• _PROBLEM REQUIREMENTS_
Among the entries, find each line that includes the string "Functions" and list it.

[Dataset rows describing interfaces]
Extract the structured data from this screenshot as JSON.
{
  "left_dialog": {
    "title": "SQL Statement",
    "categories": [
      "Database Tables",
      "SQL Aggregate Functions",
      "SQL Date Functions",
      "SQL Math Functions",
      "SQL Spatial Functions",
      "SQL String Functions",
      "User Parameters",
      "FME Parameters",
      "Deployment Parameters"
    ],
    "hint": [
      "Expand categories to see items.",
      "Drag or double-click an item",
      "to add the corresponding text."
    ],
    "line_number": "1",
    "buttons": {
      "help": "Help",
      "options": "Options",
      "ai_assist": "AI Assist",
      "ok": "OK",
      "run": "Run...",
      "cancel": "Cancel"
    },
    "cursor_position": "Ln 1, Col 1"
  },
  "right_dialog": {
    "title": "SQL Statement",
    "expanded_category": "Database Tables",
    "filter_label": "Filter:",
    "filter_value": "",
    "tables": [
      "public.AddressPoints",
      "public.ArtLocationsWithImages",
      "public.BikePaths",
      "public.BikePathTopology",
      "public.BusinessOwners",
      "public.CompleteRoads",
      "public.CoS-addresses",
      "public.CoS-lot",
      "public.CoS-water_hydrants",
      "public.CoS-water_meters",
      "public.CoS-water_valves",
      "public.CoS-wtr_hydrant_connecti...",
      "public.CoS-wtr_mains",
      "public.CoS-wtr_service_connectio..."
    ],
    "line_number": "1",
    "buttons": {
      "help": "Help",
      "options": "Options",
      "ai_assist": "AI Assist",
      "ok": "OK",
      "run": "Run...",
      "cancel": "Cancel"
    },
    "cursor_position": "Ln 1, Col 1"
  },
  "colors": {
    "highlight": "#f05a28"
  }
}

• _EXERCISE ANSWER_
      "SQL Aggregate Functions",
      "SQL Date Functions",
      "SQL Math Functions",
      "SQL Spatial Functions",
      "SQL String Functions",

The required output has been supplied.